TASK TO COMPLETE — Repeat the listing exactly, line by line.

======

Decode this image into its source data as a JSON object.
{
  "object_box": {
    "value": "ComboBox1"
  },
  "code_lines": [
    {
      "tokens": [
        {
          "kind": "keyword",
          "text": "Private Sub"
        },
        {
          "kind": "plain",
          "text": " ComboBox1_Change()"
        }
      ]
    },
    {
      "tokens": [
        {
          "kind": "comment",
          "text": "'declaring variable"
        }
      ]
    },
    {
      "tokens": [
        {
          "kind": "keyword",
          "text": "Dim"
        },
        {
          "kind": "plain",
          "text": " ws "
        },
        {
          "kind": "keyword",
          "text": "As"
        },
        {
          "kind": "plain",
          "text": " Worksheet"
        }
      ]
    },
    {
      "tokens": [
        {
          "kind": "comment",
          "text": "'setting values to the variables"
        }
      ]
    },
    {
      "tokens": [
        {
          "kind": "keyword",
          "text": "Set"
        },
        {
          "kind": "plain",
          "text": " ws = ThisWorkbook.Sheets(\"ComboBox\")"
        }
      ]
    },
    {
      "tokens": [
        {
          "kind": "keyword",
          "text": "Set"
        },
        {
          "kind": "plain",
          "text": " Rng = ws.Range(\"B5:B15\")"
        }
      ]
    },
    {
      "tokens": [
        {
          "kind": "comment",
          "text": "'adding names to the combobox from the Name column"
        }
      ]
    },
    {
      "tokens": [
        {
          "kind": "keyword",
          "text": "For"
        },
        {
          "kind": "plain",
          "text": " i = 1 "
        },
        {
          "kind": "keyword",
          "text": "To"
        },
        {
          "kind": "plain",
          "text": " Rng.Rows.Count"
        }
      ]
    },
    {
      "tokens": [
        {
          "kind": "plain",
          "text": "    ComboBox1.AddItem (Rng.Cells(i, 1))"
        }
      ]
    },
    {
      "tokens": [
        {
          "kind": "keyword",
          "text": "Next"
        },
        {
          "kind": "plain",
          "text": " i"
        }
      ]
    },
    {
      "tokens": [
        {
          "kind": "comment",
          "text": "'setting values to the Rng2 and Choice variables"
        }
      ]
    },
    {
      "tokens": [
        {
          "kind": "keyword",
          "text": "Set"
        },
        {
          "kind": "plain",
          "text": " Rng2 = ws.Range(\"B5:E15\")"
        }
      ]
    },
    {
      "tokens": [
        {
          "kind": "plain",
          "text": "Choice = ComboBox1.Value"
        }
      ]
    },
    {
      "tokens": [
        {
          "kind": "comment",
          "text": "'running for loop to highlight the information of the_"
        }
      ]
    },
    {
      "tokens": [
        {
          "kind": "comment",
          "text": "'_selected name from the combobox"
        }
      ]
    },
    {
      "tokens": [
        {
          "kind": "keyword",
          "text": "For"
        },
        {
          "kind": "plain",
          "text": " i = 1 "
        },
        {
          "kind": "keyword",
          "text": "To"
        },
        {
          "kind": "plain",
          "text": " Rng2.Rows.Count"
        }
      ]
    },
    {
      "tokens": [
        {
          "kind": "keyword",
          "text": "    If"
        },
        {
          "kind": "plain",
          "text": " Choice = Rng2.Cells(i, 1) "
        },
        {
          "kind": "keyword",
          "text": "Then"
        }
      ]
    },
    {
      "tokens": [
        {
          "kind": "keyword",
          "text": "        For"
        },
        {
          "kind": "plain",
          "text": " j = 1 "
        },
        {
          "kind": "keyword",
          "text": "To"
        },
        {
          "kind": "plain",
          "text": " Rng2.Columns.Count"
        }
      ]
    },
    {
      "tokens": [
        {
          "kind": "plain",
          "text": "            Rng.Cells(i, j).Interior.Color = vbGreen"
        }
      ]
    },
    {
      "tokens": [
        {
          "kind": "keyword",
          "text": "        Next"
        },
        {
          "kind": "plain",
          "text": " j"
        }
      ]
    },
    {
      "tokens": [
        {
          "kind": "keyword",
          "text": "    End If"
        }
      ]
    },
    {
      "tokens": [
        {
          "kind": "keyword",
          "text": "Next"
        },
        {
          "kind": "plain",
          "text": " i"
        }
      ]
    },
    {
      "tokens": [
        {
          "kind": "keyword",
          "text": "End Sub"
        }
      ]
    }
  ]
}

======

RESULT BELOW —
Decode this image into its source data as a JSON object.
{
  "object_box": {
    "value": "ComboBox1"
  },
  "code_lines": [
    {
      "tokens": [
        {
          "kind": "keyword",
          "text": "Private Sub"
        },
        {
          "kind": "plain",
          "text": " ComboBox1_Change()"
        }
      ]
    },
    {
      "tokens": [
        {
          "kind": "comment",
          "text": "'declaring variable"
        }
      ]
    },
    {
      "tokens": [
        {
          "kind": "keyword",
          "text": "Dim"
        },
        {
          "kind": "plain",
          "text": " ws "
        },
        {
          "kind": "keyword",
          "text": "As"
        },
        {
          "kind": "plain",
          "text": " Worksheet"
        }
      ]
    },
    {
      "tokens": [
        {
          "kind": "comment",
          "text": "'setting values to the variables"
        }
      ]
    },
    {
      "tokens": [
        {
          "kind": "keyword",
          "text": "Set"
        },
        {
          "kind": "plain",
          "text": " ws = ThisWorkbook.Sheets(\"ComboBox\")"
        }
      ]
    },
    {
      "tokens": [
        {
          "kind": "keyword",
          "text": "Set"
        },
        {
          "kind": "plain",
          "text": " Rng = ws.Range(\"B5:B15\")"
        }
      ]
    },
    {
      "tokens": [
        {
          "kind": "comment",
          "text": "'adding names to the combobox from the Name column"
        }
      ]
    },
    {
      "tokens": [
        {
          "kind": "keyword",
          "text": "For"
        },
        {
          "kind": "plain",
          "text": " i = 1 "
        },
        {
          "kind": "keyword",
          "text": "To"
        },
        {
          "kind": "plain",
          "text": " Rng.Rows.Count"
        }
      ]
    },
    {
      "tokens": [
        {
          "kind": "plain",
          "text": "    ComboBox1.AddItem (Rng.Cells(i, 1))"
        }
      ]
    },
    {
      "tokens": [
        {
          "kind": "keyword",
          "text": "Next"
        },
        {
          "kind": "plain",
          "text": " i"
        }
      ]
    },
    {
      "tokens": [
        {
          "kind": "comment",
          "text": "'setting values to the Rng2 and Choice variables"
        }
      ]
    },
    {
      "tokens": [
        {
          "kind": "keyword",
          "text": "Set"
        },
        {
          "kind": "plain",
          "text": " Rng2 = ws.Range(\"B5:E15\")"
        }
      ]
    },
    {
      "tokens": [
        {
          "kind": "plain",
          "text": "Choice = ComboBox1.Value"
        }
      ]
    },
    {
      "tokens": [
        {
          "kind": "comment",
          "text": "'running for loop to highlight the information of the_"
        }
      ]
    },
    {
      "tokens": [
        {
          "kind": "comment",
          "text": "'_selected name from the combobox"
        }
      ]
    },
    {
      "tokens": [
        {
          "kind": "keyword",
          "text": "For"
        },
        {
          "kind": "plain",
          "text": " i = 1 "
        },
        {
          "kind": "keyword",
          "text": "To"
        },
        {
          "kind": "plain",
          "text": " Rng2.Rows.Count"
        }
      ]
    },
    {
      "tokens": [
        {
          "kind": "keyword",
          "text": "    If"
        },
        {
          "kind": "plain",
          "text": " Choice = Rng2.Cells(i, 1) "
        },
        {
          "kind": "keyword",
          "text": "Then"
        }
      ]
    },
    {
      "tokens": [
        {
          "kind": "keyword",
          "text": "        For"
        },
        {
          "kind": "plain",
          "text": " j = 1 "
        },
        {
          "kind": "keyword",
          "text": "To"
        },
        {
          "kind": "plain",
          "text": " Rng2.Columns.Count"
        }
      ]
    },
    {
      "tokens": [
        {
          "kind": "plain",
          "text": "            Rng.Cells(i, j).Interior.Color = vbGreen"
        }
      ]
    },
    {
      "tokens": [
        {
          "kind": "keyword",
          "text": "        Next"
        },
        {
          "kind": "plain",
          "text": " j"
        }
      ]
    },
    {
      "tokens": [
        {
          "kind": "keyword",
          "text": "    End If"
        }
      ]
    },
    {
      "tokens": [
        {
          "kind": "keyword",
          "text": "Next"
        },
        {
          "kind": "plain",
          "text": " i"
        }
      ]
    },
    {
      "tokens": [
        {
          "kind": "keyword",
          "text": "End Sub"
        }
      ]
    }
  ]
}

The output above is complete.